Unless defined otherwise, all technical and scientific terms used herein have the same meanings as commonly understood by one of skill in the art to which the disclosed invention belongs. Publications cited herein and the materials for which they are cited are specifically incorporated by reference.
Those skilled in the art will recognize, or be able to ascertain using no more than routine experimentation, many equivalents to the specific embodiments of the invention described herein. Such equivalents are intended to be encompassed by the following claims.
31140PRTHomo sapiens 1Met Asp Val Phe Met Lys Gly Leu Ser Lys Ala Lys Glu Gly Val Val1 5 10 15Ala Ala Ala Glu Lys Thr Lys Gln Gly Val Ala Glu Ala Ala Gly Lys20 25 30Thr Lys Glu Gly Val Leu Tyr Val Gly Ser Lys Thr Lys Glu Gly Val35 40 45Val His Gly Val Ala Thr Val Ala Glu Lys Thr Lys Glu Gln Val Thr50 55 60Asn Val Gly Gly Ala Val Val Thr Gly Val Thr Ala Val Ala Gln Lys65 70 75 80Thr Val Glu Gly Ala Gly Ser Ile Ala Ala Ala Thr Gly Phe Val Lys85 90 95Lys Asp Gln Leu Gly Lys Asn Glu Glu Gly Ala Pro Gln Glu Gly Ile100 105 110Leu Glu Asp Met Pro Val Asp Pro Asp Asn Glu Ala Tyr Glu Met Pro115 120 125Ser Glu Glu Gly Tyr Gln Asp Tyr Glu Pro Glu Ala130 135 1402140PRTHomo sapiens 2Met Asp Val Phe Met Lys Gly Leu Cys Lys Ala Lys Glu Gly Val Val1 5 10 15Ala Ala Ala Glu Lys Thr Lys Gln Gly Val Ala Glu Ala Ala Gly Lys20 25 30Thr Lys Glu Gly Val Leu Tyr Val Gly Cys Lys Thr Lys Glu Gly Val35 40 45Val His Gly Val Ala Thr Val Ala Glu Lys Thr Lys Glu Gln Val Thr50 55 60Asn Val Gly Gly Cys Val Val Thr Gly Val Thr Ala Val Ala Gln Lys65 70 75 80Thr Val Glu Gly Ala Gly Ser Ile Cys Ala Ala Thr Gly Phe Val Lys85 90 95Lys Asp Gln Leu Gly Lys Asn Glu Glu Gly Ala Pro Gln Glu Gly Ile100 105 110Leu Glu Asp Met Pro Val Asp Pro Asp Asn Glu Ala Tyr Glu Met Pro115 120 125Ser Glu Glu Gly Tyr Gln Asp Tyr Glu Pro Glu Ala130 135 1403140PRTHomo sapiens 3Met Asp Val Phe Met Lys Gly Leu Cys Lys Ala Lys Glu Gly Val Val1 5 10 15Ala Ala Ala Glu Lys Thr Lys Gln Gly Val Ala Glu Ala Ala Gly Lys20 25 30Thr Lys Glu Gly Val Leu Tyr Val Gly Cys Lys Thr Lys Glu Gly Val35 40 45Val His Gly Val Ala Thr Val Ala Glu Lys Thr Lys Glu Gln Val Thr50 55 60Asn Val Gly Gly Cys Val Val Thr Gly Val Thr Ala Val Ala Gln Lys65 70 75 80Thr Val Glu Gly Ala Gly Ser Ile Cys Ala Ala Thr Gly Phe Val Lys85 90 95Lys Asp Gln Leu Gly Lys Asn Glu Glu Gly Cys Pro Gln Glu Gly Ile100 105 110Leu Glu Asp Met Pro Val Asp Pro Asp Asn Glu Cys Tyr Glu Met Pro115 120 125Ser Glu Glu Gly Tyr Gln Asp Tyr Glu Pro Glu Ala130 135 140

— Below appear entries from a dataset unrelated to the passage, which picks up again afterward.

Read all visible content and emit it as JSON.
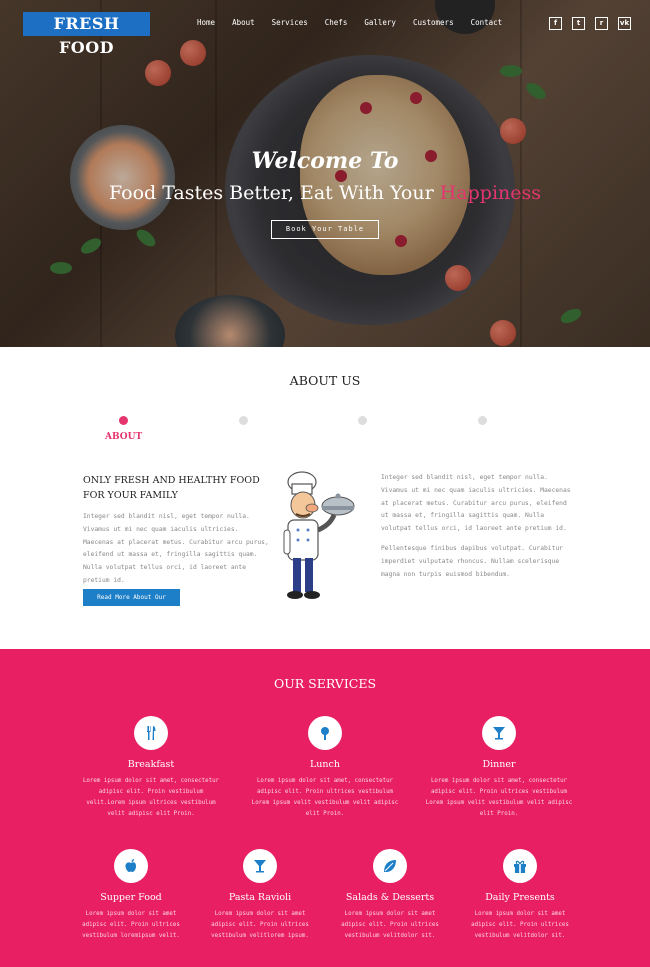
{
  "header": {
    "logo": "FRESH  FOOD",
    "nav": [
      "Home",
      "About",
      "Services",
      "Chefs",
      "Gallery",
      "Customers",
      "Contact"
    ],
    "social": [
      {
        "icon": "facebook-icon",
        "glyph": "f"
      },
      {
        "icon": "twitter-icon",
        "glyph": "t"
      },
      {
        "icon": "rss-icon",
        "glyph": "r"
      },
      {
        "icon": "vk-icon",
        "glyph": "vk"
      }
    ]
  },
  "hero": {
    "title_line1": "Welcome To",
    "title_line2_main": "Food Tastes Better, Eat With Your ",
    "title_line2_accent": "Happiness",
    "button": "Book Your Table"
  },
  "about": {
    "title": "ABOUT US",
    "active_tab": "ABOUT",
    "heading": "ONLY FRESH AND HEALTHY FOOD FOR YOUR FAMILY",
    "text": "Integer sed blandit nisl, eget tempor nulla. Vivamus ut mi nec quam iaculis ultricies. Maecenas at placerat metus. Curabitur arcu purus, eleifend ut massa et, fringilla sagittis quam. Nulla volutpat tellus orci, id laoreet ante pretium id.",
    "button": "Read More About Our Recipes",
    "right_p1": "Integer sed blandit nisl, eget tempor nulla. Vivamus ut mi nec quam iaculis ultricies. Maecenas at placerat metus. Curabitur arcu purus, eleifend ut massa et, fringilla sagittis quam. Nulla volutpat tellus orci, id laoreet ante pretium id.",
    "right_p2": "Pellentesque finibus dapibus volutpat. Curabitur imperdiet vulputate rhoncus. Nullam scelerisque magna non turpis euismod bibendum."
  },
  "services": {
    "title": "OUR SERVICES",
    "row1": [
      {
        "name": "Breakfast",
        "icon": "cutlery-icon",
        "desc": "Lorem ipsum dolor sit amet, consectetur adipisc elit. Proin vestibulum velit.Lorem ipsum ultrices vestibulum velit adipisc elit Proin."
      },
      {
        "name": "Lunch",
        "icon": "drumstick-icon",
        "desc": "Lorem ipsum dolor sit amet, consectetur adipisc elit. Proin ultrices vestibulum Lorem ipsum velit vestibulum velit adipisc elit Proin."
      },
      {
        "name": "Dinner",
        "icon": "cocktail-icon",
        "desc": "Lorem ipsum dolor sit amet, consectetur adipisc elit. Proin ultrices vestibulum Lorem ipsum velit vestibulum velit adipisc elit Proin."
      }
    ],
    "row2": [
      {
        "name": "Supper Food",
        "icon": "apple-icon",
        "desc": "Lorem ipsum dolor sit amet adipisc elit. Proin ultrices vestibulum loremipsum velit."
      },
      {
        "name": "Pasta Ravioli",
        "icon": "glass-icon",
        "desc": "Lorem ipsum dolor sit amet adipisc elit. Proin ultrices vestibulum velitlorem ipsum."
      },
      {
        "name": "Salads & Desserts",
        "icon": "leaf-icon",
        "desc": "Lorem ipsum dolor sit amet adipisc elit. Proin ultrices vestibulum velitdolor sit."
      },
      {
        "name": "Daily Presents",
        "icon": "gift-icon",
        "desc": "Lorem ipsum dolor sit amet adipisc elit. Proin ultrices vestibulum velitdolor sit."
      }
    ]
  },
  "colors": {
    "accent": "#e91f63",
    "accent_text": "#e5356e",
    "brand_blue": "#1d6fc4"
  }
}
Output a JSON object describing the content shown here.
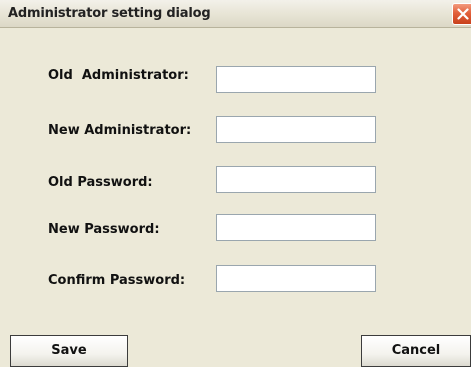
{
  "window": {
    "title": "Administrator setting dialog"
  },
  "form": {
    "fields": [
      {
        "label": "Old  Administrator:",
        "value": "",
        "placeholder": ""
      },
      {
        "label": "New Administrator:",
        "value": "",
        "placeholder": ""
      },
      {
        "label": "Old Password:",
        "value": "",
        "placeholder": ""
      },
      {
        "label": "New Password:",
        "value": "",
        "placeholder": ""
      },
      {
        "label": "Confirm Password:",
        "value": "",
        "placeholder": ""
      }
    ]
  },
  "buttons": {
    "save_label": "Save",
    "cancel_label": "Cancel"
  },
  "icons": {
    "close": "close-icon"
  },
  "colors": {
    "dialog_background": "#ece9d8",
    "close_button": "#e2603b"
  }
}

Patent applications in class Structurally-modified antibody, immunoglobulin, or fragment thereof (e.g., chimeric, humanized, CDR-grafted, mutated, etc.)

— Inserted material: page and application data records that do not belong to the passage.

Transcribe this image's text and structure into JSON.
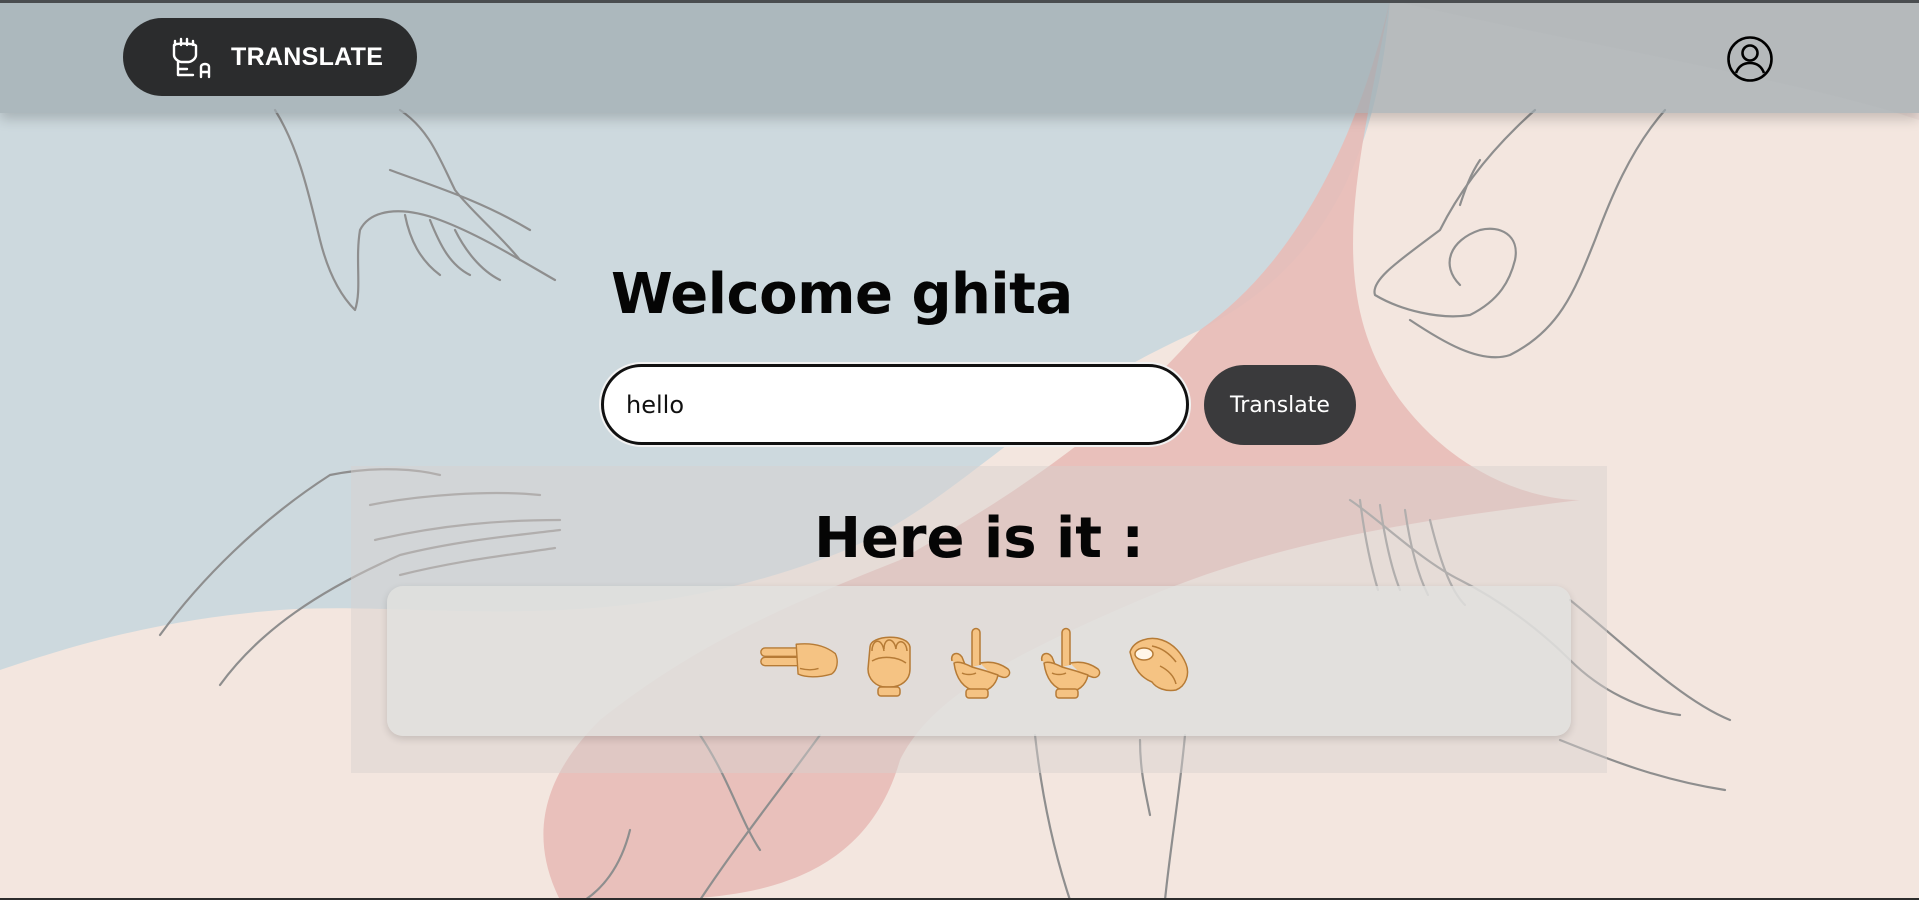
{
  "app": {
    "brand_label": "TRANSLATE",
    "brand_icon": "sign-language-fist-icon",
    "profile_icon": "user-account-icon"
  },
  "welcome": {
    "title": "Welcome ghita"
  },
  "search": {
    "value": "hello"
  },
  "translate_button": {
    "label": "Translate"
  },
  "result": {
    "title": "Here is it :",
    "signs": [
      {
        "letter": "h",
        "icon": "hand-h-sign-icon"
      },
      {
        "letter": "e",
        "icon": "hand-e-sign-icon"
      },
      {
        "letter": "l",
        "icon": "hand-l-sign-icon"
      },
      {
        "letter": "l",
        "icon": "hand-l-sign-icon"
      },
      {
        "letter": "o",
        "icon": "hand-o-sign-icon"
      }
    ]
  },
  "colors": {
    "accent_dark": "#2b2c2d",
    "button": "#3a3a3c",
    "background_blue": "#cdd9de",
    "background_pink": "#f3e6df",
    "background_red": "#e8bbb7"
  }
}
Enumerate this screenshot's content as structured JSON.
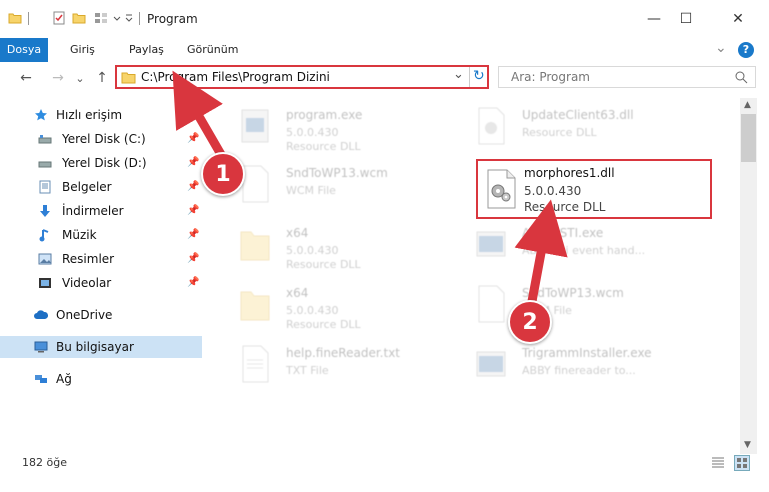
{
  "window": {
    "title": "Program",
    "minimize_glyph": "—",
    "maximize_glyph": "☐",
    "close_glyph": "✕"
  },
  "ribbon": {
    "tabs": [
      {
        "label": "Dosya",
        "active": true
      },
      {
        "label": "Giriş",
        "active": false
      },
      {
        "label": "Paylaş",
        "active": false
      },
      {
        "label": "Görünüm",
        "active": false
      }
    ],
    "expand_glyph": "⌄",
    "help_glyph": "?"
  },
  "nav": {
    "back_glyph": "←",
    "forward_glyph": "→",
    "history_glyph": "⌄",
    "up_glyph": "↑"
  },
  "address": {
    "path": "C:\\Program Files\\Program Dizini",
    "dropdown_glyph": "⌄",
    "refresh_glyph": "↻"
  },
  "search": {
    "placeholder": "Ara: Program",
    "icon": "search-icon"
  },
  "sidebar": {
    "items": [
      {
        "label": "Hızlı erişim",
        "icon": "star-icon",
        "pinned": false
      },
      {
        "label": "Yerel Disk (C:)",
        "icon": "drive-icon",
        "pinned": true
      },
      {
        "label": "Yerel Disk (D:)",
        "icon": "drive-icon",
        "pinned": true
      },
      {
        "label": "Belgeler",
        "icon": "documents-icon",
        "pinned": true
      },
      {
        "label": "İndirmeler",
        "icon": "download-icon",
        "pinned": true
      },
      {
        "label": "Müzik",
        "icon": "music-icon",
        "pinned": true
      },
      {
        "label": "Resimler",
        "icon": "pictures-icon",
        "pinned": true
      },
      {
        "label": "Videolar",
        "icon": "videos-icon",
        "pinned": true
      },
      {
        "label": "OneDrive",
        "icon": "cloud-icon",
        "pinned": false
      },
      {
        "label": "Bu bilgisayar",
        "icon": "computer-icon",
        "pinned": false,
        "selected": true
      },
      {
        "label": "Ağ",
        "icon": "network-icon",
        "pinned": false
      }
    ],
    "pin_glyph": "📌"
  },
  "files": [
    {
      "name": "program.exe",
      "line1": "5.0.0.430",
      "line2": "Resource DLL"
    },
    {
      "name": "UpdateClient63.dll",
      "line1": "Resource DLL",
      "line2": ""
    },
    {
      "name": "SndToWP13.wcm",
      "line1": "WCM File",
      "line2": ""
    },
    {
      "name": "x64",
      "line1": "5.0.0.430",
      "line2": "Resource DLL"
    },
    {
      "name": "AbbyySTI.exe",
      "line1": "ABBY Sti event hand...",
      "line2": ""
    },
    {
      "name": "x64",
      "line1": "5.0.0.430",
      "line2": "Resource DLL"
    },
    {
      "name": "SndToWP13.wcm",
      "line1": "WCM File",
      "line2": ""
    },
    {
      "name": "help.fineReader.txt",
      "line1": "TXT File",
      "line2": ""
    },
    {
      "name": "TrigrammInstaller.exe",
      "line1": "ABBY finereader to...",
      "line2": ""
    }
  ],
  "highlighted_file": {
    "name": "morphores1.dll",
    "version": "5.0.0.430",
    "type": "Resource DLL"
  },
  "status": {
    "item_count": "182 öğe"
  },
  "annotations": {
    "step1": "1",
    "step2": "2",
    "color": "#d9363e"
  },
  "colors": {
    "accent": "#1979ca",
    "highlight": "#d9363e",
    "selected_bg": "#cce2f5"
  }
}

Patent applications in all subclasses Structurally-modified antibody, immunoglobulin, or fragment thereof (e.g., chimeric, humanized, CDR-grafted, mutated, etc.)